*** WORKING DATA Section Begins ***

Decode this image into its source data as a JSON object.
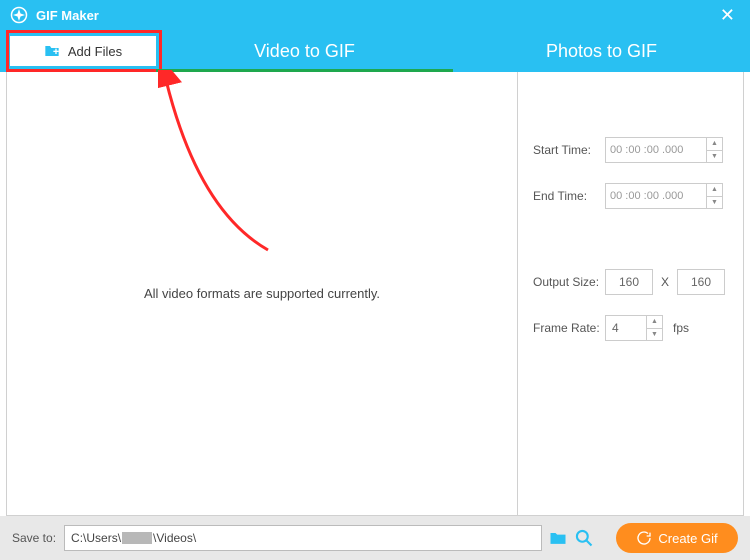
{
  "titlebar": {
    "title": "GIF Maker"
  },
  "toolbar": {
    "add_files_label": "Add Files"
  },
  "tabs": {
    "video": "Video to GIF",
    "photos": "Photos to GIF"
  },
  "preview": {
    "message": "All video formats are supported currently."
  },
  "settings": {
    "start_time_label": "Start Time:",
    "start_time_value": "00 :00 :00 .000",
    "end_time_label": "End Time:",
    "end_time_value": "00 :00 :00 .000",
    "output_size_label": "Output Size:",
    "width": "160",
    "height": "160",
    "size_sep": "X",
    "frame_rate_label": "Frame Rate:",
    "frame_rate_value": "4",
    "fps_unit": "fps"
  },
  "footer": {
    "save_to_label": "Save to:",
    "path_prefix": "C:\\Users\\",
    "path_suffix": "\\Videos\\",
    "create_label": "Create Gif"
  }
}
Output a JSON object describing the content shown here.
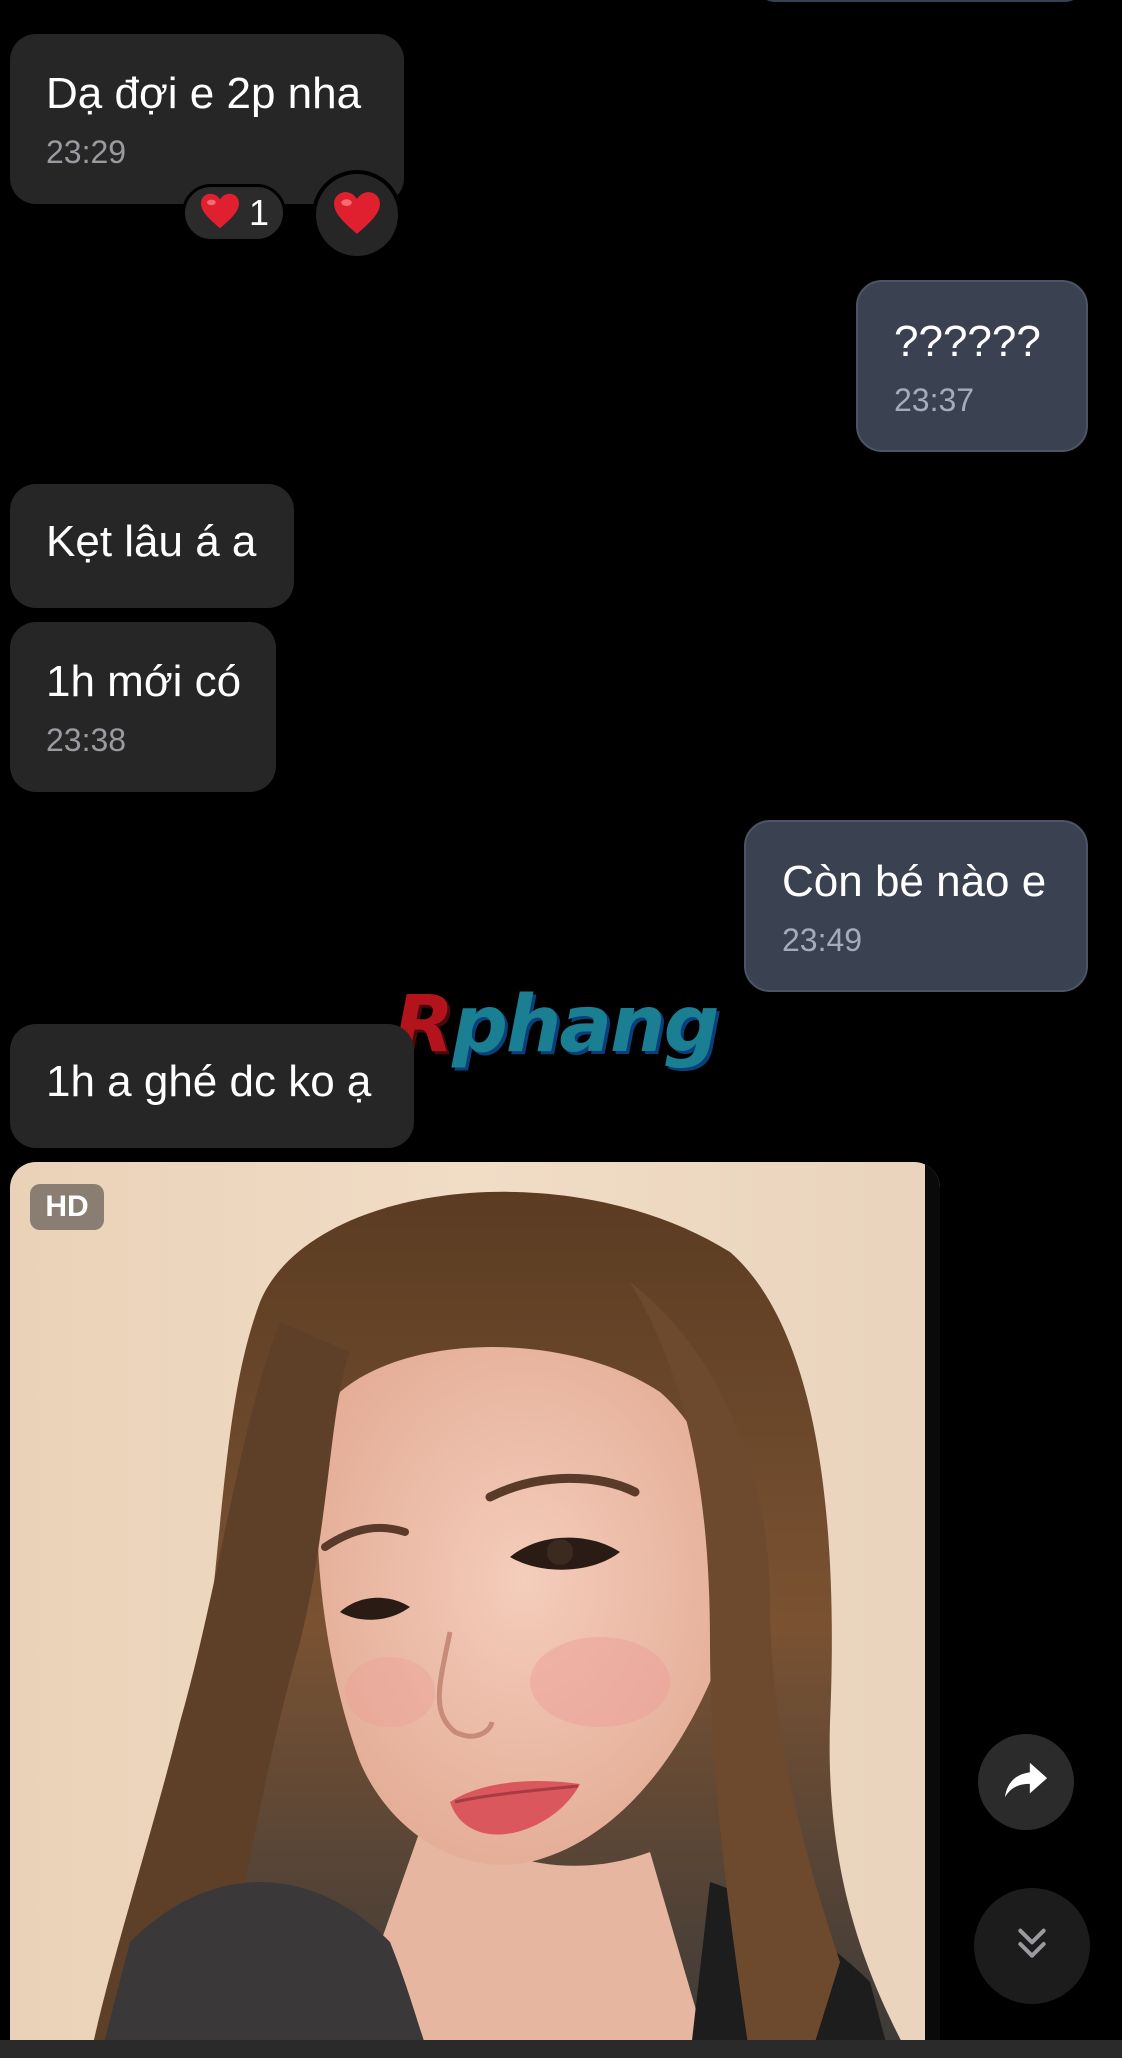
{
  "colors": {
    "background": "#000000",
    "incoming_bubble": "#262626",
    "outgoing_bubble": "#3a4150",
    "timestamp": "#9a9aa0",
    "watermark_red": "#b3141c",
    "watermark_teal": "#1b7f93"
  },
  "messages": [
    {
      "direction": "incoming",
      "text": "Dạ đợi e 2p nha",
      "time": "23:29"
    },
    {
      "direction": "outgoing",
      "text": "??????",
      "time": "23:37"
    },
    {
      "direction": "incoming",
      "text": "Kẹt lâu á a",
      "time": ""
    },
    {
      "direction": "incoming",
      "text": "1h mới có",
      "time": "23:38"
    },
    {
      "direction": "outgoing",
      "text": "Còn bé nào e",
      "time": "23:49"
    },
    {
      "direction": "incoming",
      "text": "1h a ghé dc ko ạ",
      "time": ""
    }
  ],
  "reactions": {
    "emoji_icon": "heart-icon",
    "count": "1"
  },
  "watermark": {
    "first_letter": "R",
    "rest": "phang"
  },
  "photo": {
    "badge": "HD"
  },
  "icons": {
    "share": "share-arrow-icon",
    "scroll": "double-chevron-down-icon"
  }
}
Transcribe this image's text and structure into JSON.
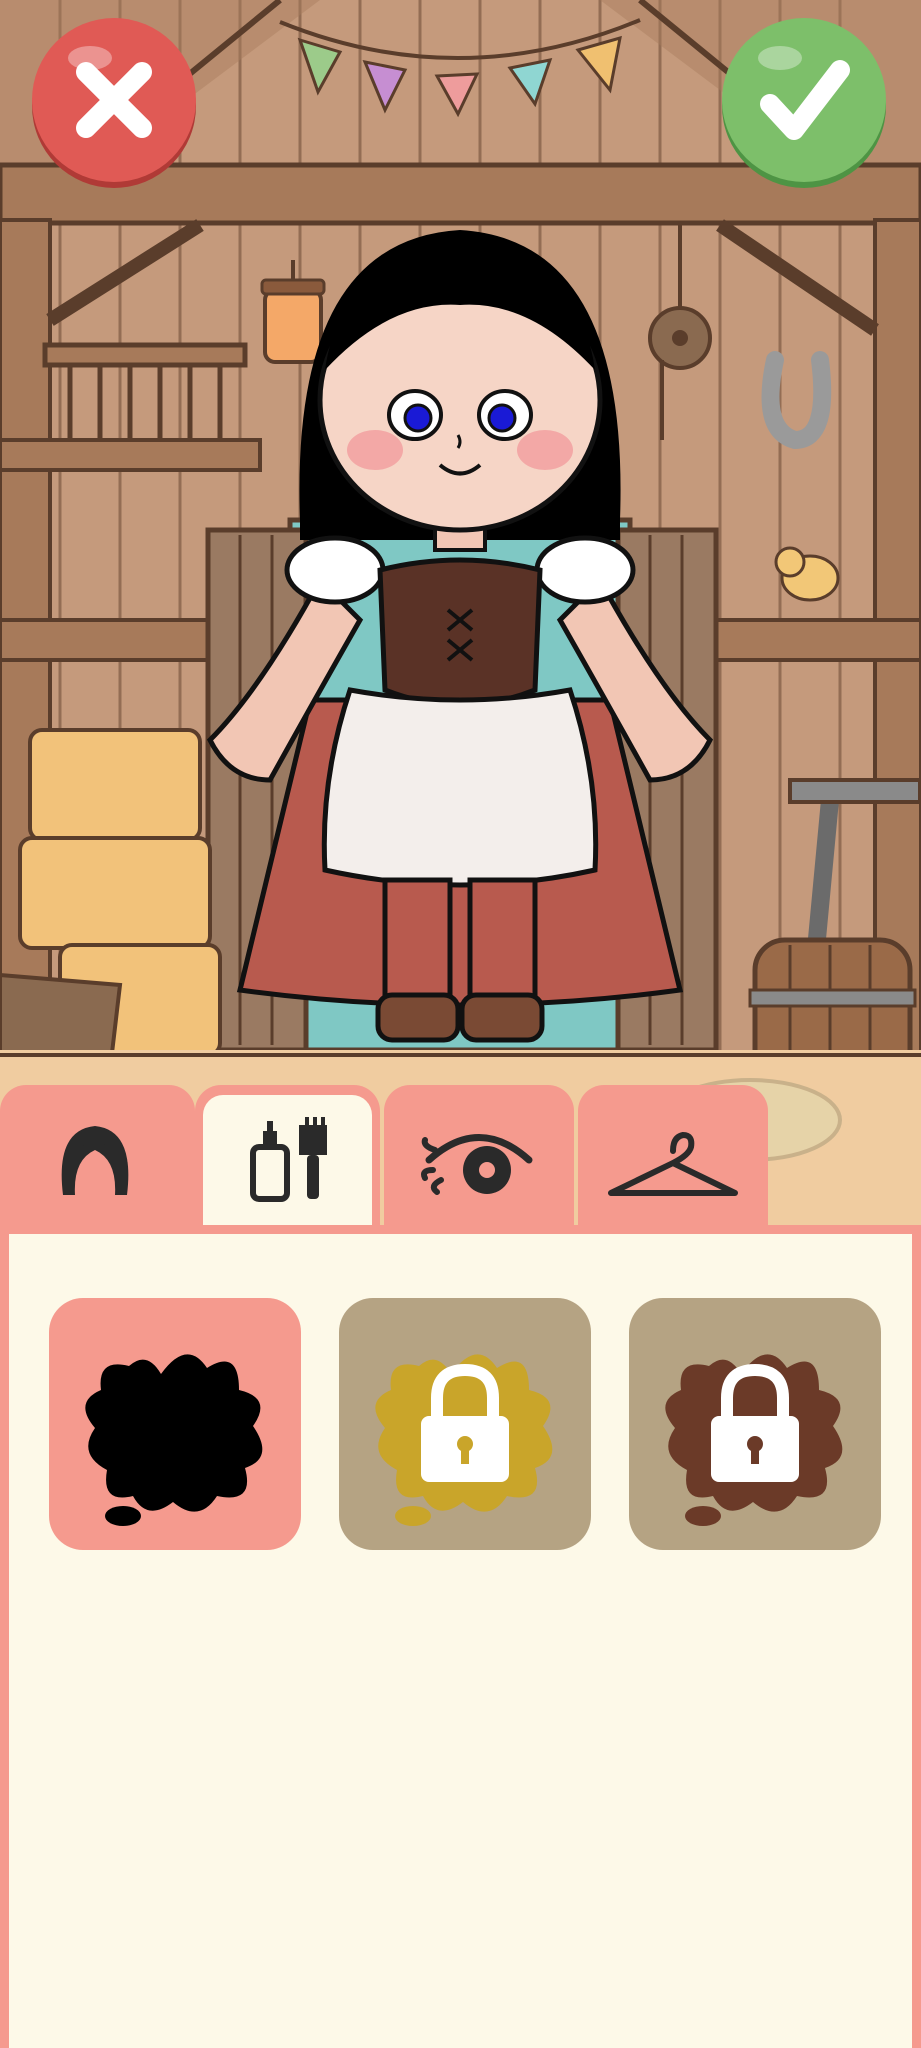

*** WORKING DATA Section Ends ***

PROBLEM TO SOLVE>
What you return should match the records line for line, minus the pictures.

TASK OUTPUT>
Decode this image into its source data as a JSON object.
{
  "titlebar": {
    "title": "GIF Maker"
  },
  "toolbar": {
    "add_files_label": "Add Files"
  },
  "tabs": {
    "video": "Video to GIF",
    "photos": "Photos to GIF"
  },
  "preview": {
    "message": "All video formats are supported currently."
  },
  "settings": {
    "start_time_label": "Start Time:",
    "start_time_value": "00 :00 :00 .000",
    "end_time_label": "End Time:",
    "end_time_value": "00 :00 :00 .000",
    "output_size_label": "Output Size:",
    "width": "160",
    "height": "160",
    "size_sep": "X",
    "frame_rate_label": "Frame Rate:",
    "frame_rate_value": "4",
    "fps_unit": "fps"
  },
  "footer": {
    "save_to_label": "Save to:",
    "path_prefix": "C:\\Users\\",
    "path_suffix": "\\Videos\\",
    "create_label": "Create Gif"
  }
}
Output a JSON object describing the content shown here.
{
  "colors": {
    "background": "#000000",
    "incoming_bubble": "#262626",
    "outgoing_bubble": "#3a4150",
    "timestamp": "#9a9aa0",
    "watermark_red": "#b3141c",
    "watermark_teal": "#1b7f93"
  },
  "messages": [
    {
      "direction": "incoming",
      "text": "Dạ đợi e 2p nha",
      "time": "23:29"
    },
    {
      "direction": "outgoing",
      "text": "??????",
      "time": "23:37"
    },
    {
      "direction": "incoming",
      "text": "Kẹt lâu á a",
      "time": ""
    },
    {
      "direction": "incoming",
      "text": "1h mới có",
      "time": "23:38"
    },
    {
      "direction": "outgoing",
      "text": "Còn bé nào e",
      "time": "23:49"
    },
    {
      "direction": "incoming",
      "text": "1h a ghé dc ko ạ",
      "time": ""
    }
  ],
  "reactions": {
    "emoji_icon": "heart-icon",
    "count": "1"
  },
  "watermark": {
    "first_letter": "R",
    "rest": "phang"
  },
  "photo": {
    "badge": "HD"
  },
  "icons": {
    "share": "share-arrow-icon",
    "scroll": "double-chevron-down-icon"
  }
}
Transcribe this image's text and structure into JSON.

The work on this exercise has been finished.